Saturday, July 26, 2008

How Adults Cope With Autism In The Workplace

MINNEAPOLIS (CBS) ― Alex Ashkar is a model employee at the Bull Run coffee roasters. And he has autism.

"You know, its one thing to have somebody who works well, but it's also something to have someone whom you like," said Bull Run owner Greg Hoyt.

At Bull Run, Ashkar's autism is a non-issue. He typically works in the packaging department putting stickers on the boxes of coffee and taping them shut.

For Ashkar, finding meaningful work has been a lesson in understanding his limits. His first job at a local retailer didn't work out.

"They had him in a situation where he ended up working in isolation, you know, just straightening the cans, making sure that they're all facing the right way," said Alex's father Sean Ashkar.

For Alex Ashkar, a true people person, it wasn't a good match. So his family turned to Partnership Resources Incorporated, a nonprofit agency helping people with autism and other developmental disabilities find work.

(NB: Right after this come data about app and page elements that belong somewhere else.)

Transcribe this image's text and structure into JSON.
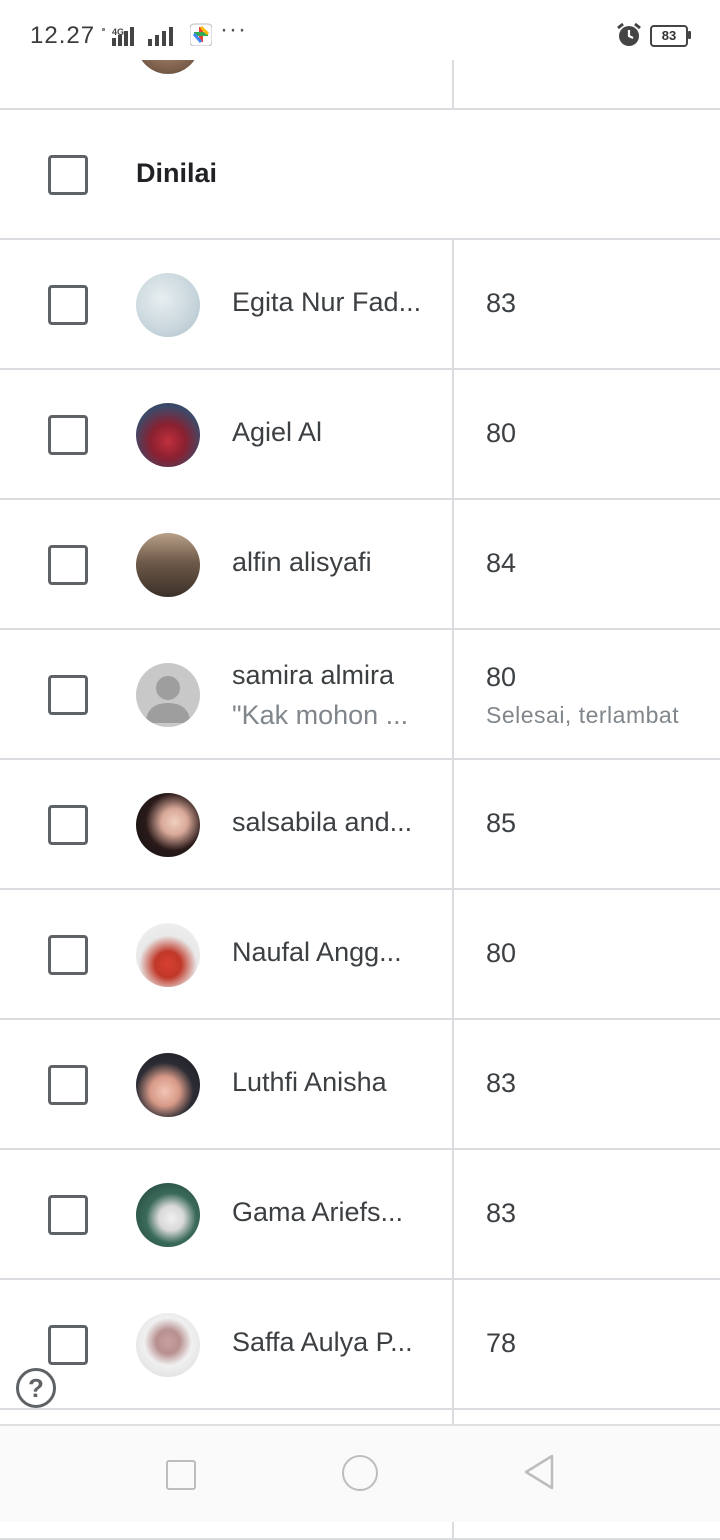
{
  "status_bar": {
    "time": "12.27",
    "network": "4G",
    "dots": "···",
    "battery": "83"
  },
  "section": {
    "title": "Dinilai"
  },
  "students": [
    {
      "name": "Egita Nur Fad...",
      "grade": "83"
    },
    {
      "name": "Agiel Al",
      "grade": "80"
    },
    {
      "name": "alfin alisyafi",
      "grade": "84"
    },
    {
      "name": "samira almira",
      "comment": "\"Kak mohon ...",
      "grade": "80",
      "status": "Selesai, terlambat"
    },
    {
      "name": "salsabila and...",
      "grade": "85"
    },
    {
      "name": "Naufal Angg...",
      "grade": "80"
    },
    {
      "name": "Luthfi Anisha",
      "grade": "83"
    },
    {
      "name": "Gama Ariefs...",
      "grade": "83"
    },
    {
      "name": "Saffa Aulya P...",
      "grade": "78"
    }
  ],
  "help": {
    "label": "?"
  },
  "colors": {
    "divider": "#dadce0",
    "text": "#3c4043",
    "secondary": "#80868b"
  }
}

With autism rates on the rise, PRI finds they are helping a lot more people who have the disorder.

"In the old days, you maybe would have out of 10, one or two. And now today, in 2008, we have eight out of 10 are on the autism spectrum, and that presents a whole different set of challenges and opportunities for us," said PRI's Dan Reed. "There's absolutely no reason they can't be extremely successful and happy in the community."

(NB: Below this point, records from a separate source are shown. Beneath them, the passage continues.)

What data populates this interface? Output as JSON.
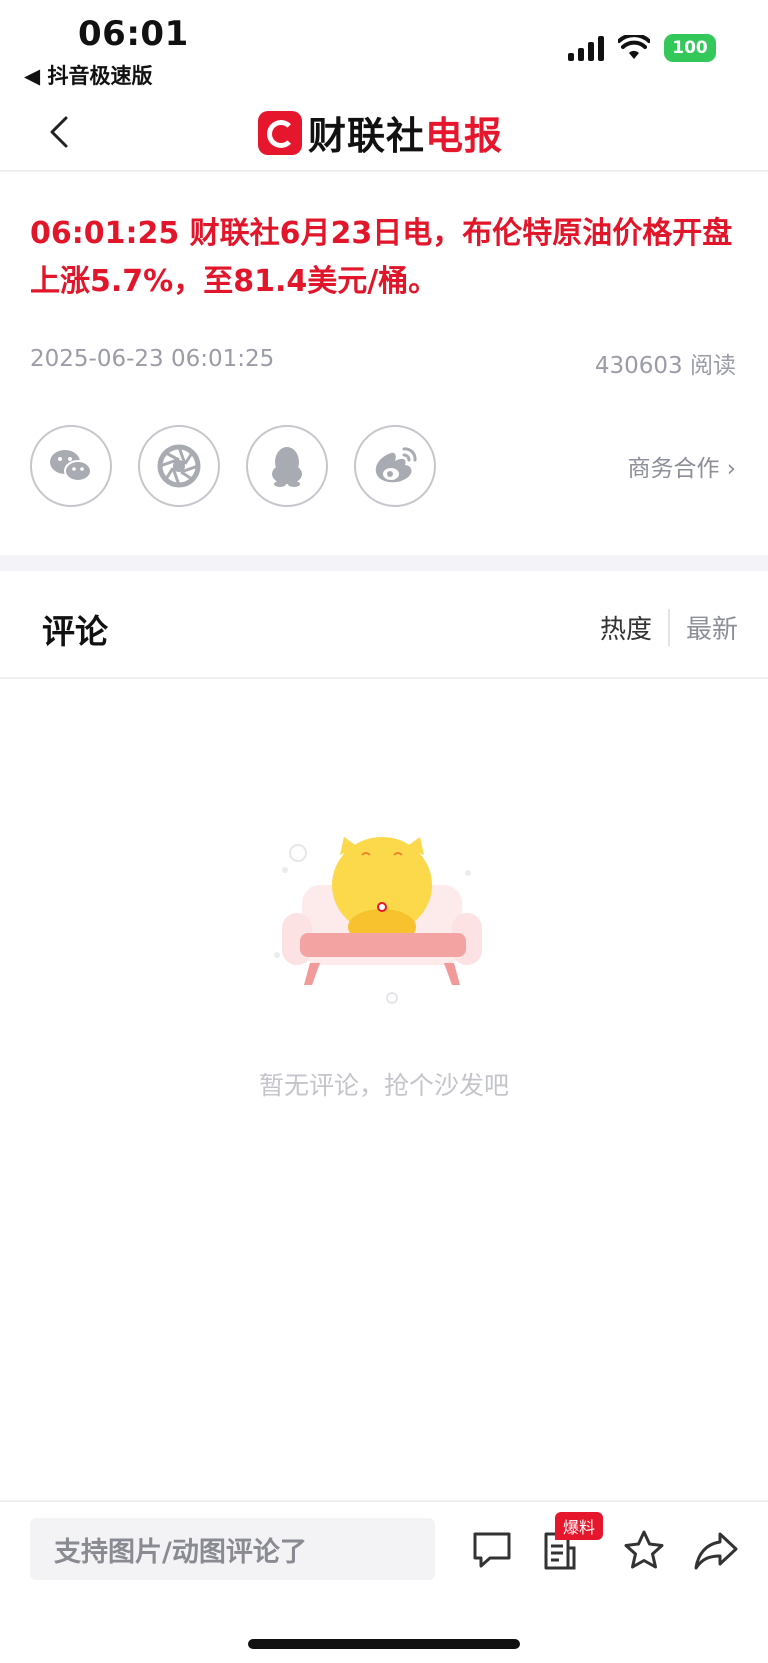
{
  "status_bar": {
    "time": "06:01",
    "back_app": "◀ 抖音极速版",
    "battery": "100"
  },
  "nav": {
    "logo_black": "财联社",
    "logo_red": "电报"
  },
  "article": {
    "headline": "06:01:25  财联社6月23日电，布伦特原油价格开盘上涨5.7%，至81.4美元/桶。",
    "datetime": "2025-06-23 06:01:25",
    "reads": "430603 阅读",
    "business_link": "商务合作 ›"
  },
  "share_icons": [
    "wechat-icon",
    "moments-icon",
    "qq-icon",
    "weibo-icon"
  ],
  "comments": {
    "title": "评论",
    "sort_hot": "热度",
    "sort_new": "最新",
    "empty_text": "暂无评论，抢个沙发吧"
  },
  "bottom_bar": {
    "input_placeholder": "支持图片/动图评论了",
    "tip_badge": "爆料"
  },
  "colors": {
    "accent": "#e1162a",
    "muted": "#9a9ca6"
  }
}
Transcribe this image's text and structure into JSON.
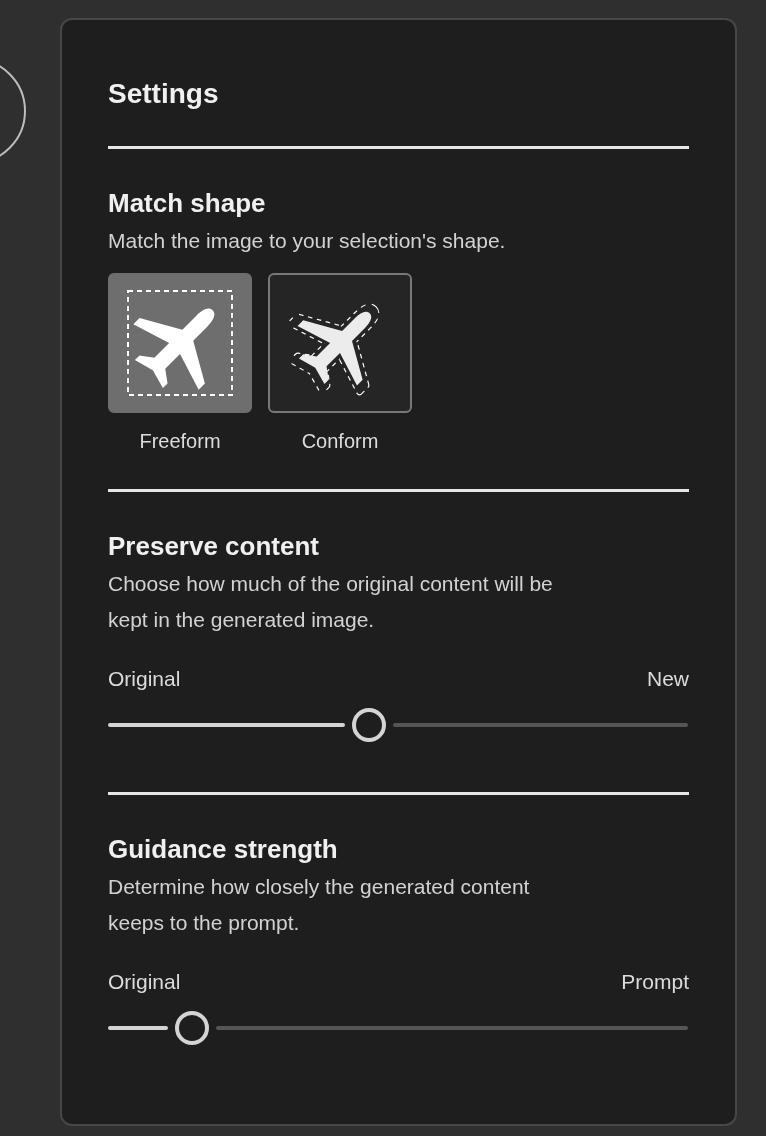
{
  "panel": {
    "title": "Settings"
  },
  "sections": [
    {
      "kind": "options",
      "title": "Match shape",
      "description": "Match the image to your selection's shape.",
      "options": [
        {
          "label": "Freeform",
          "kind": "freeform",
          "selected": true
        },
        {
          "label": "Conform",
          "kind": "conform",
          "selected": false
        }
      ]
    },
    {
      "kind": "slider",
      "title": "Preserve content",
      "description": "Choose how much of the original content will be kept in the generated image.",
      "min_label": "Original",
      "max_label": "New",
      "level": 0.45
    },
    {
      "kind": "slider",
      "title": "Guidance strength",
      "description": "Determine how closely the generated content keeps to the prompt.",
      "min_label": "Original",
      "max_label": "Prompt",
      "level": 0.145
    }
  ]
}
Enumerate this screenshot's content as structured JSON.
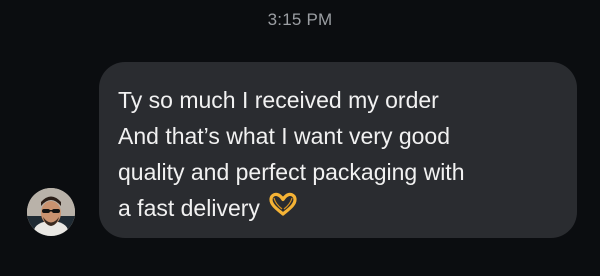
{
  "conversation": {
    "timestamp": "3:15 PM",
    "message": {
      "sender_avatar": "person-with-sunglasses-avatar",
      "lines": [
        "Ty so much I received my order",
        "And that’s what I want very good",
        "quality and perfect packaging with",
        "a fast delivery"
      ],
      "emoji": "heart-hands-emoji"
    }
  },
  "colors": {
    "background": "#0b0d10",
    "bubble": "#2a2c30",
    "timestamp_text": "#9b9ea3",
    "message_text": "#f1f1f1",
    "emoji": "#f5b335"
  }
}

Through PRI, adults with autism or other developmental disabilities are set up with a job coach whose only job is to see that the worker succeeds. The coach devises supports that help supplement their skills, such as the counting board Alex's job coach created to keep track of how many bags of coffee go in a box.

"Alex can meander mentally a little bit, but that's part of where the job coach comes in," Reed said.

Alex and his family have had the advantage of knowing he had autism since he was only 2-years-old, but there are a lot of adults who are just now finding out they're on the spectrum.

"It explained so much. It was a relief," said Rich Cracraft, an adult with autism. "To finally have an answer to why I am the way I am."

Cracraft was diagnosed just last year. He'd suffered through countless jobs before finding success as a historical guide at the Oliver Kelly Farm in Elk River, Minn.

"It's a great mix of physical and mental," he said. "I'm not stupid. I'm a college graduate and everything like that, but my brain works slower than other people and I don't work as quickly as other people."

Cracraft sought out a diagnosis after learning his son was on the autism spectrum. He and his wife recognized a lot of common traits.

"Little things that a normal, a typical person would normally slough off are a little more sensory for him," said Lora Cracraft, Rich's wife.

Looking back, Rich Cracraft now sees symptoms that were always there.

"I can remember having a mantra of look normal, look normal, look normal, as I'm walking down the halls at school," he said.

Rich Cracraft received a diagnosis through the Autism Society of Minnesota.

"You have to be ready to accept the information the that you get," he said.

He also said he wishes there were more services for people like him, who mostly just need help understanding the social aspects of work, someone to help explain "when you walk in and there's a group of people standing there, what's the protocol for saying 'hi'."

"We have an obligation not to simply serve someone on one end of the spectrum or the other. It's an entire spectrum," said Shamus O'Meara, the head of the Governor's Council on Developmental Disabilities.

He added that a goal for the State of Minnesota is to implement more vocational services and spread the word about services that already exist. He said assembling a single resource guide for people with developmental disabilities has taken years, but there's finally a result and people with autism helped put it together through a unique digital imaging program conceived by the Governor's Council.

"I think our state is starting down an innovative road to matching technological innovation with the needs of people with disabilities," O'Meara said.

Through the digital imaging program, state and local agencies as well as private businesses are eliminating paper files.

"Technology, if used in the right way, is a great equalizer with people in the disability community," O'Meara said, adding he believes the next step is an autism task force. "I think that our state legislature needs to realize that these are families with disabilities, that there are a lot of us out there, that we're Democratic, Republican and we're not going to go away."

1 comment:

Anonymous said...


I just found your site while researching classroom strategies for kids with disabilities. I was recently hired as a temporary job coach at a Collaborative - it is very much like the nonprofit profiled here.

Thank you for letting more people know about the issues facing these kids and the best strategies for helping them. I really enjoy your blog.